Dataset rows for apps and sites
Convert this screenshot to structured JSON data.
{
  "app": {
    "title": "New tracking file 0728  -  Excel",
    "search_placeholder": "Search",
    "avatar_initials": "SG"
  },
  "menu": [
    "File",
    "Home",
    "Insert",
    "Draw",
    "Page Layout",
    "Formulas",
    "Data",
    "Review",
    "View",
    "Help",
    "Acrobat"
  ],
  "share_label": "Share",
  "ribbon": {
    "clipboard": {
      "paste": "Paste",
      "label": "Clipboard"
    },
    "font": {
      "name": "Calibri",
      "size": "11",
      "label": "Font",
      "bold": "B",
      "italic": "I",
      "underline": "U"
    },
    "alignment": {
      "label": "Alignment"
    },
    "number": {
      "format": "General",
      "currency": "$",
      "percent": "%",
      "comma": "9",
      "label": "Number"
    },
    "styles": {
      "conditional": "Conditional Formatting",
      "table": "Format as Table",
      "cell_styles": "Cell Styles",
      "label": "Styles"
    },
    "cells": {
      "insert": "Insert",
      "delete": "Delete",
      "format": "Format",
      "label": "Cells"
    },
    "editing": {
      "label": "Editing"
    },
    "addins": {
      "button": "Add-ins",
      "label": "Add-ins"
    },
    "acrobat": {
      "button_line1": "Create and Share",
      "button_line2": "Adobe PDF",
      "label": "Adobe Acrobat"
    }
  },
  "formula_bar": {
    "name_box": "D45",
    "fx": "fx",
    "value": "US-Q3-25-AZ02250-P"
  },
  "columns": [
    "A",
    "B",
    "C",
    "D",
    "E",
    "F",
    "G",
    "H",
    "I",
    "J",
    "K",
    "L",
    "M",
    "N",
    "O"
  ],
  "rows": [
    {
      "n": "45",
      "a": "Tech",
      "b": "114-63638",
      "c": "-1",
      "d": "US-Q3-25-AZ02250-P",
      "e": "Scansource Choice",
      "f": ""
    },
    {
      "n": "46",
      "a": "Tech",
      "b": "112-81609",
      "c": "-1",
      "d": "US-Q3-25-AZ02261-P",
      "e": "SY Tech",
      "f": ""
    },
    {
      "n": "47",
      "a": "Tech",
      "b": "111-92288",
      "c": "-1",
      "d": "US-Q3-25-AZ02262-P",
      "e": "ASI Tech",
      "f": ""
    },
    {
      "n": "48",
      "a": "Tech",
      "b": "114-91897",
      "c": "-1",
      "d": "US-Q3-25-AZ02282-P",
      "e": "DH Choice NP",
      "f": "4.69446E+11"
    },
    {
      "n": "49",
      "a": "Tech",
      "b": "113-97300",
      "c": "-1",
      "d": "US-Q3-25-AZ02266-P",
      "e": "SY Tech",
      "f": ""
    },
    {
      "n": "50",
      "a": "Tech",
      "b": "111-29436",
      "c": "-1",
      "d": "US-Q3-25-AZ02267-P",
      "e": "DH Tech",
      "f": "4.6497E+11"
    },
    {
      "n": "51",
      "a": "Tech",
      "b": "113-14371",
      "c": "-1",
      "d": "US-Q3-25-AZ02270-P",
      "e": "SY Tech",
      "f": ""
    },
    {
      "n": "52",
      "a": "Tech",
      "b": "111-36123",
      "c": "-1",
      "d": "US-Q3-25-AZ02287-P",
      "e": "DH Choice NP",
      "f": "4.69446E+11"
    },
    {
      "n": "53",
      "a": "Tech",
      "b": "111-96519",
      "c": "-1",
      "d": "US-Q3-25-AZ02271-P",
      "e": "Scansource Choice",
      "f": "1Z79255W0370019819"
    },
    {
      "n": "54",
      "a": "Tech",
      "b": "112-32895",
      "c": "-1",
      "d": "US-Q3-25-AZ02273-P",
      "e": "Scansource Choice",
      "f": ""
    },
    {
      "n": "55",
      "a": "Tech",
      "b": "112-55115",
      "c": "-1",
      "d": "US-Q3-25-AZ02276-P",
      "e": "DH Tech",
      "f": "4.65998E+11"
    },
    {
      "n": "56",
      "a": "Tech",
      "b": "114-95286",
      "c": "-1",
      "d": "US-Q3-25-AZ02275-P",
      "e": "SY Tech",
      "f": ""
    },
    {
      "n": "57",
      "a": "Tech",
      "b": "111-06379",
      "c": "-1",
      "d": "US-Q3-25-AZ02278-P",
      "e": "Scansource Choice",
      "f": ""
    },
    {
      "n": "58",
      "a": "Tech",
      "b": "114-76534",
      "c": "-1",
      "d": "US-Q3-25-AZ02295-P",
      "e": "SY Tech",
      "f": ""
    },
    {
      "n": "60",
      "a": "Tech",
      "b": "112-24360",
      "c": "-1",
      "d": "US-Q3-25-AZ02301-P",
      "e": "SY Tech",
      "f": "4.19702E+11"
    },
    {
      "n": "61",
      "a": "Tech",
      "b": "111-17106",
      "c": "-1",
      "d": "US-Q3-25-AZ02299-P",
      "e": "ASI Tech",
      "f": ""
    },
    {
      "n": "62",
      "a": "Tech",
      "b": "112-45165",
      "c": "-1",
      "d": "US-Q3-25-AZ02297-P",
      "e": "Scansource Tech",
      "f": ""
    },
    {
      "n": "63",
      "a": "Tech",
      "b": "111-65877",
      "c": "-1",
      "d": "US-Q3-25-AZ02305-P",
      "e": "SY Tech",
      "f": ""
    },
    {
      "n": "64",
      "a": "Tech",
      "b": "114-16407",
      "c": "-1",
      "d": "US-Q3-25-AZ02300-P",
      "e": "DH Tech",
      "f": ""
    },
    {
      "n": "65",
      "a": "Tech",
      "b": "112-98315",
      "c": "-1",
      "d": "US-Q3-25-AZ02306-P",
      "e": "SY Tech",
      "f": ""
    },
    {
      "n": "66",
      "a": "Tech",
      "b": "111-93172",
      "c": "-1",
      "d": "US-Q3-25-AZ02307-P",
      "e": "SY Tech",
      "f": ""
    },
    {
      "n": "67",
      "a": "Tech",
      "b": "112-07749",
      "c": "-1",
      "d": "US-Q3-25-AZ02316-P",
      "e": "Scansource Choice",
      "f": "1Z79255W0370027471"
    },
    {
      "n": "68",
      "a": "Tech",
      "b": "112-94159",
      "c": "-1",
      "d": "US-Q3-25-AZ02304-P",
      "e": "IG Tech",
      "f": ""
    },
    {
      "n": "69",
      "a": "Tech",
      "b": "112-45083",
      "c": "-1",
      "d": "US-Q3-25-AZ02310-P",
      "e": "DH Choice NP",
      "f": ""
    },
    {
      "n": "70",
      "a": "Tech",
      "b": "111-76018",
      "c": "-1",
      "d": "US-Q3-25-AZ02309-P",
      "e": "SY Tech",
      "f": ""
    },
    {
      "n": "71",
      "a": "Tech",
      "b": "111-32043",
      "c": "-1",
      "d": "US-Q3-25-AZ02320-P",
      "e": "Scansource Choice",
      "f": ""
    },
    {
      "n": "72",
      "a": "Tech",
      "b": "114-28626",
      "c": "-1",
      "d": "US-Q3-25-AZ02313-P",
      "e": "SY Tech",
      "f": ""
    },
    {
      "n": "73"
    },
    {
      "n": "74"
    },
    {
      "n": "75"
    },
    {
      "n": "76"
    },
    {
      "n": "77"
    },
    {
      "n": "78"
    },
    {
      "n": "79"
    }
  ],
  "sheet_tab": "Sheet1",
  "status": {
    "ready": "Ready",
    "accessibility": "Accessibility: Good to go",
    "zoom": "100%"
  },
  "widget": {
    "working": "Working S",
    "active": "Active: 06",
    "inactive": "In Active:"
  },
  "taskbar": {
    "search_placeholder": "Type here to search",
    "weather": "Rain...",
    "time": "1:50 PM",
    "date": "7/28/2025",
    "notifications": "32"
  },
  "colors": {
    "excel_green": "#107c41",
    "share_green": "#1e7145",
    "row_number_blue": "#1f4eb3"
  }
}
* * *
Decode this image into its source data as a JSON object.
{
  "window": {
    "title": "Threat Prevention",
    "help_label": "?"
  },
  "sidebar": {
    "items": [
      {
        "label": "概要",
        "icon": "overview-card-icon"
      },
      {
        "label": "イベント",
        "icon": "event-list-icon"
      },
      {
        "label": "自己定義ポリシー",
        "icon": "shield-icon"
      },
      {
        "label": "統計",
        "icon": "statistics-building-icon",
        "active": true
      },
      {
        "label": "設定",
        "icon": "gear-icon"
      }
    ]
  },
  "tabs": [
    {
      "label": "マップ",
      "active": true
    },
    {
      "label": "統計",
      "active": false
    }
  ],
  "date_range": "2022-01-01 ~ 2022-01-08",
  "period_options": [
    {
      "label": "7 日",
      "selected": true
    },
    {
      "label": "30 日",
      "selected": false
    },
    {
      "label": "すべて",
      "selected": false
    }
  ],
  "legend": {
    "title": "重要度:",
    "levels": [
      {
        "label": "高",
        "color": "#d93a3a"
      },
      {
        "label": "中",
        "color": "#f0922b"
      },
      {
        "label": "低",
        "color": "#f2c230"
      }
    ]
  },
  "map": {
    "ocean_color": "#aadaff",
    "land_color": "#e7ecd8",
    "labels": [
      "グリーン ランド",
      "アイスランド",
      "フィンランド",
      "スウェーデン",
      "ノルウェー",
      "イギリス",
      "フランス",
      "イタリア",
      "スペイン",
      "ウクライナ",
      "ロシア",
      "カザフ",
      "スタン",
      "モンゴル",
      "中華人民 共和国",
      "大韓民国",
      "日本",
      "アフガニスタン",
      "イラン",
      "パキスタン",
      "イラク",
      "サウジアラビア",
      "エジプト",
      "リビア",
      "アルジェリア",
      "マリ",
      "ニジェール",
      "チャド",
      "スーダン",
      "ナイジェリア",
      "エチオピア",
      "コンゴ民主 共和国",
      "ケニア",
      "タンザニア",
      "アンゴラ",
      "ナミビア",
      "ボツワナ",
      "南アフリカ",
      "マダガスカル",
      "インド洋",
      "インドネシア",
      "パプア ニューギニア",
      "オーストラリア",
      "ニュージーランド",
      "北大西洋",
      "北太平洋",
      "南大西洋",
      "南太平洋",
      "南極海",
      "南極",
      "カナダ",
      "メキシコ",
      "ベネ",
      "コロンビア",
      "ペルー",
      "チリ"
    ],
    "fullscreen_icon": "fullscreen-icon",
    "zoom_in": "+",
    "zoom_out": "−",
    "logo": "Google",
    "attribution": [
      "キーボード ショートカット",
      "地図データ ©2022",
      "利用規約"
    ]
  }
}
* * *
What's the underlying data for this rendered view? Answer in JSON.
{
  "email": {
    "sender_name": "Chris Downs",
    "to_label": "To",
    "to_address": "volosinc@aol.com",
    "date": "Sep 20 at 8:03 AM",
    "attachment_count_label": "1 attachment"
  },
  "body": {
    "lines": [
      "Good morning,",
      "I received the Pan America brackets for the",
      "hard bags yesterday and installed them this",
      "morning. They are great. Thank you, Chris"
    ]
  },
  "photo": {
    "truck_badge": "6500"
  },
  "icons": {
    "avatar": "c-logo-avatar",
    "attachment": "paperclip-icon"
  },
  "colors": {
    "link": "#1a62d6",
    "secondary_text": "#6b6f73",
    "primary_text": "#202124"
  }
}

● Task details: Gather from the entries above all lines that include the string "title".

● Written response:
    "title": "New tracking file 0728  -  Excel",
    "title": "Threat Prevention",
    "title": "重要度:",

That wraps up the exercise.